> _Exercise brief_: Find every line in the records below that holds the word "value" and copy it.

---------- Input material

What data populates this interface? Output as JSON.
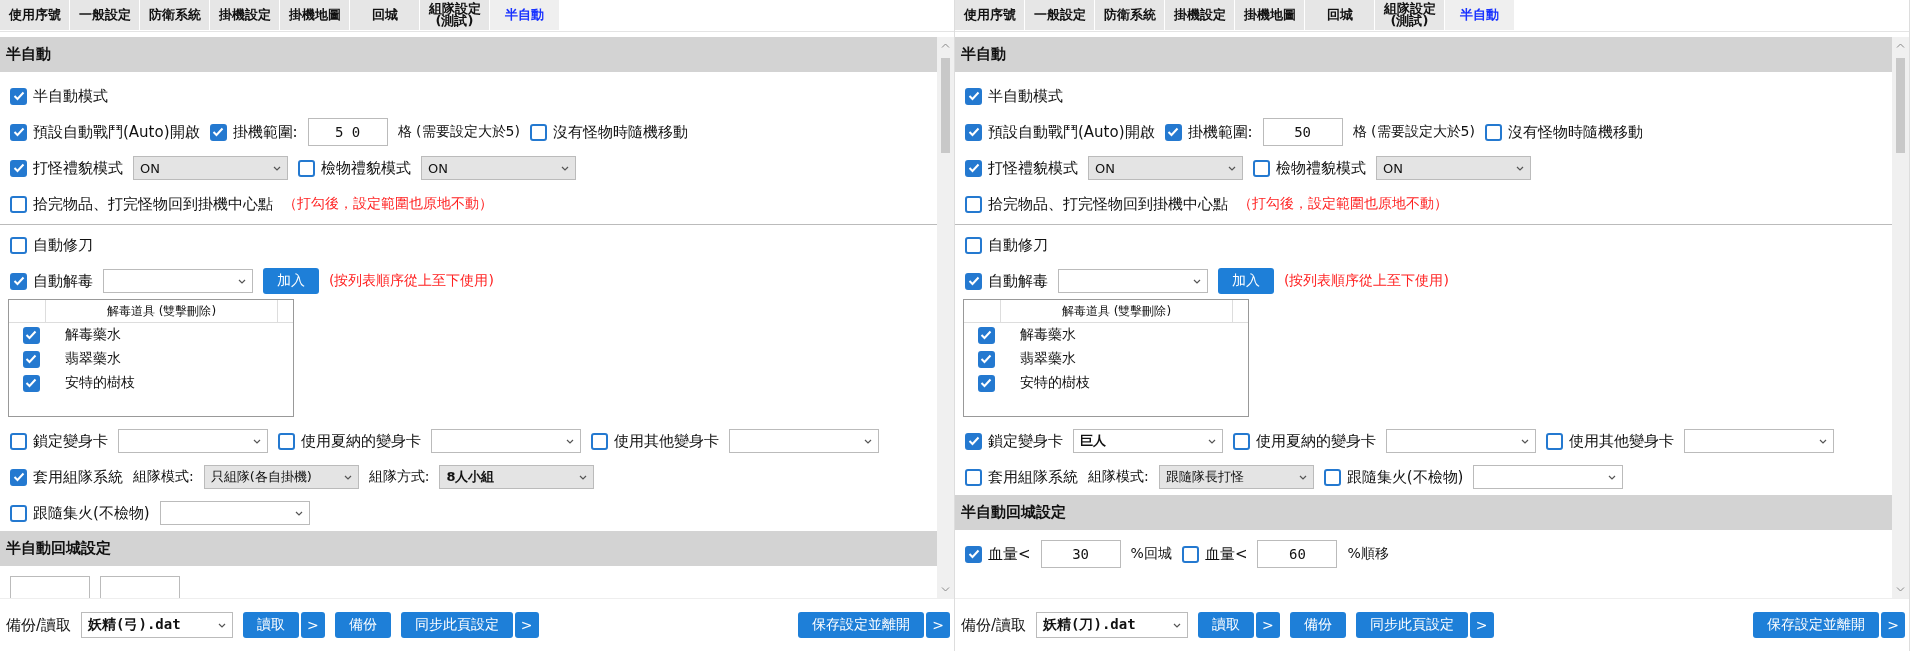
{
  "panels": [
    {
      "tabs": [
        {
          "label": "使用序號",
          "selected": false
        },
        {
          "label": "一般設定",
          "selected": false
        },
        {
          "label": "防衛系統",
          "selected": false
        },
        {
          "label": "掛機設定",
          "selected": false
        },
        {
          "label": "掛機地圖",
          "selected": false
        },
        {
          "label": "回城",
          "selected": false
        },
        {
          "label": "組隊設定\n(測試)",
          "selected": false
        },
        {
          "label": "半自動",
          "selected": true
        }
      ],
      "blocks": [
        {
          "kind": "header",
          "title": "半自動"
        },
        {
          "kind": "row",
          "items": [
            {
              "kind": "checkbox",
              "label": "半自動模式",
              "checked": true
            }
          ]
        },
        {
          "kind": "row",
          "items": [
            {
              "kind": "checkbox",
              "label": "預設自動戰鬥(Auto)開啟",
              "checked": true
            },
            {
              "kind": "checkbox",
              "label": "掛機範圍:",
              "checked": true
            },
            {
              "kind": "input",
              "value": "5 0"
            },
            {
              "kind": "label",
              "text": "格 (需要設定大於5)"
            },
            {
              "kind": "checkbox",
              "label": "沒有怪物時隨機移動",
              "checked": false
            }
          ]
        },
        {
          "kind": "row",
          "items": [
            {
              "kind": "checkbox",
              "label": "打怪禮貌模式",
              "checked": true
            },
            {
              "kind": "combo",
              "value": "ON"
            },
            {
              "kind": "checkbox",
              "label": "檢物禮貌模式",
              "checked": false
            },
            {
              "kind": "combo",
              "value": "ON"
            }
          ]
        },
        {
          "kind": "row",
          "items": [
            {
              "kind": "checkbox",
              "label": "拾完物品、打完怪物回到掛機中心點",
              "checked": false
            },
            {
              "kind": "note",
              "text": "（打勾後，設定範圍也原地不動）"
            }
          ]
        },
        {
          "kind": "rule"
        },
        {
          "kind": "row",
          "items": [
            {
              "kind": "checkbox",
              "label": "自動修刀",
              "checked": false
            }
          ]
        },
        {
          "kind": "row",
          "items": [
            {
              "kind": "checkbox",
              "label": "自動解毒",
              "checked": true
            },
            {
              "kind": "select"
            },
            {
              "kind": "button",
              "label": "加入"
            },
            {
              "kind": "note",
              "text": "(按列表順序從上至下使用)"
            }
          ]
        },
        {
          "kind": "table",
          "column": "解毒道具 (雙擊刪除)",
          "rows": [
            {
              "name": "解毒藥水",
              "checked": true
            },
            {
              "name": "翡翠藥水",
              "checked": true
            },
            {
              "name": "安特的樹枝",
              "checked": true
            }
          ]
        },
        {
          "kind": "row",
          "items": [
            {
              "kind": "checkbox",
              "label": "鎖定變身卡",
              "checked": false
            },
            {
              "kind": "select"
            },
            {
              "kind": "checkbox",
              "label": "使用夏納的變身卡",
              "checked": false
            },
            {
              "kind": "select"
            },
            {
              "kind": "checkbox",
              "label": "使用其他變身卡",
              "checked": false
            },
            {
              "kind": "select"
            }
          ]
        },
        {
          "kind": "row",
          "items": [
            {
              "kind": "checkbox",
              "label": "套用組隊系統",
              "checked": true
            },
            {
              "kind": "label",
              "text": "組隊模式:"
            },
            {
              "kind": "combo",
              "value": "只組隊(各自掛機)"
            },
            {
              "kind": "label",
              "text": "組隊方式:"
            },
            {
              "kind": "combo",
              "value": "8人小組",
              "bold": true
            }
          ]
        },
        {
          "kind": "row",
          "items": [
            {
              "kind": "checkbox",
              "label": "跟隨集火(不檢物)",
              "checked": false
            },
            {
              "kind": "select"
            }
          ]
        },
        {
          "kind": "header",
          "title": "半自動回城設定"
        },
        {
          "kind": "row",
          "items": [
            {
              "kind": "input"
            },
            {
              "kind": "input"
            }
          ]
        }
      ],
      "footer": {
        "label": "備份/讀取",
        "file": "妖精(弓).dat",
        "buttons": [
          {
            "kind": "button",
            "label": "讀取"
          },
          {
            "kind": "arrow",
            "label": ">"
          },
          {
            "kind": "button",
            "label": "備份"
          },
          {
            "kind": "button",
            "label": "同步此頁設定"
          },
          {
            "kind": "arrow",
            "label": ">"
          }
        ],
        "end_buttons": [
          {
            "kind": "button",
            "label": "保存設定並離開"
          },
          {
            "kind": "arrow",
            "label": ">"
          }
        ]
      }
    },
    {
      "tabs": [
        {
          "label": "使用序號",
          "selected": false
        },
        {
          "label": "一般設定",
          "selected": false
        },
        {
          "label": "防衛系統",
          "selected": false
        },
        {
          "label": "掛機設定",
          "selected": false
        },
        {
          "label": "掛機地圖",
          "selected": false
        },
        {
          "label": "回城",
          "selected": false
        },
        {
          "label": "組隊設定\n(測試)",
          "selected": false
        },
        {
          "label": "半自動",
          "selected": true
        }
      ],
      "blocks": [
        {
          "kind": "header",
          "title": "半自動"
        },
        {
          "kind": "row",
          "items": [
            {
              "kind": "checkbox",
              "label": "半自動模式",
              "checked": true
            }
          ]
        },
        {
          "kind": "row",
          "items": [
            {
              "kind": "checkbox",
              "label": "預設自動戰鬥(Auto)開啟",
              "checked": true
            },
            {
              "kind": "checkbox",
              "label": "掛機範圍:",
              "checked": true
            },
            {
              "kind": "input",
              "value": "50"
            },
            {
              "kind": "label",
              "text": "格 (需要設定大於5)"
            },
            {
              "kind": "checkbox",
              "label": "沒有怪物時隨機移動",
              "checked": false
            }
          ]
        },
        {
          "kind": "row",
          "items": [
            {
              "kind": "checkbox",
              "label": "打怪禮貌模式",
              "checked": true
            },
            {
              "kind": "combo",
              "value": "ON"
            },
            {
              "kind": "checkbox",
              "label": "檢物禮貌模式",
              "checked": false
            },
            {
              "kind": "combo",
              "value": "ON"
            }
          ]
        },
        {
          "kind": "row",
          "items": [
            {
              "kind": "checkbox",
              "label": "拾完物品、打完怪物回到掛機中心點",
              "checked": false
            },
            {
              "kind": "note",
              "text": "（打勾後，設定範圍也原地不動）"
            }
          ]
        },
        {
          "kind": "rule"
        },
        {
          "kind": "row",
          "items": [
            {
              "kind": "checkbox",
              "label": "自動修刀",
              "checked": false
            }
          ]
        },
        {
          "kind": "row",
          "items": [
            {
              "kind": "checkbox",
              "label": "自動解毒",
              "checked": true
            },
            {
              "kind": "select"
            },
            {
              "kind": "button",
              "label": "加入"
            },
            {
              "kind": "note",
              "text": "(按列表順序從上至下使用)"
            }
          ]
        },
        {
          "kind": "table",
          "column": "解毒道具 (雙擊刪除)",
          "rows": [
            {
              "name": "解毒藥水",
              "checked": true
            },
            {
              "name": "翡翠藥水",
              "checked": true
            },
            {
              "name": "安特的樹枝",
              "checked": true
            }
          ]
        },
        {
          "kind": "row",
          "items": [
            {
              "kind": "checkbox",
              "label": "鎖定變身卡",
              "checked": true
            },
            {
              "kind": "select",
              "value": "巨人",
              "bold": true
            },
            {
              "kind": "checkbox",
              "label": "使用夏納的變身卡",
              "checked": false
            },
            {
              "kind": "select"
            },
            {
              "kind": "checkbox",
              "label": "使用其他變身卡",
              "checked": false
            },
            {
              "kind": "select"
            }
          ]
        },
        {
          "kind": "row",
          "items": [
            {
              "kind": "checkbox",
              "label": "套用組隊系統",
              "checked": false
            },
            {
              "kind": "label",
              "text": "組隊模式:"
            },
            {
              "kind": "combo",
              "value": "跟隨隊長打怪"
            },
            {
              "kind": "checkbox",
              "label": "跟隨集火(不檢物)",
              "checked": false
            },
            {
              "kind": "select"
            }
          ]
        },
        {
          "kind": "header",
          "title": "半自動回城設定"
        },
        {
          "kind": "row",
          "items": [
            {
              "kind": "checkbox",
              "label": "血量<",
              "checked": true
            },
            {
              "kind": "input",
              "value": "30"
            },
            {
              "kind": "label",
              "text": "%回城"
            },
            {
              "kind": "checkbox",
              "label": "血量<",
              "checked": false
            },
            {
              "kind": "input",
              "value": "60"
            },
            {
              "kind": "label",
              "text": "%順移"
            }
          ]
        }
      ],
      "footer": {
        "label": "備份/讀取",
        "file": "妖精(刀).dat",
        "buttons": [
          {
            "kind": "button",
            "label": "讀取"
          },
          {
            "kind": "arrow",
            "label": ">"
          },
          {
            "kind": "button",
            "label": "備份"
          },
          {
            "kind": "button",
            "label": "同步此頁設定"
          },
          {
            "kind": "arrow",
            "label": ">"
          }
        ],
        "end_buttons": [
          {
            "kind": "button",
            "label": "保存設定並離開"
          },
          {
            "kind": "arrow",
            "label": ">"
          }
        ]
      }
    }
  ]
}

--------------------

> _Solution_:
              "value": "5 0"
              "value": "ON"
              "value": "ON"
              "value": "只組隊(各自掛機)"
              "value": "8人小組",
              "value": "50"
              "value": "ON"
              "value": "ON"
              "value": "巨人",
              "value": "跟隨隊長打怪"
              "value": "30"
              "value": "60"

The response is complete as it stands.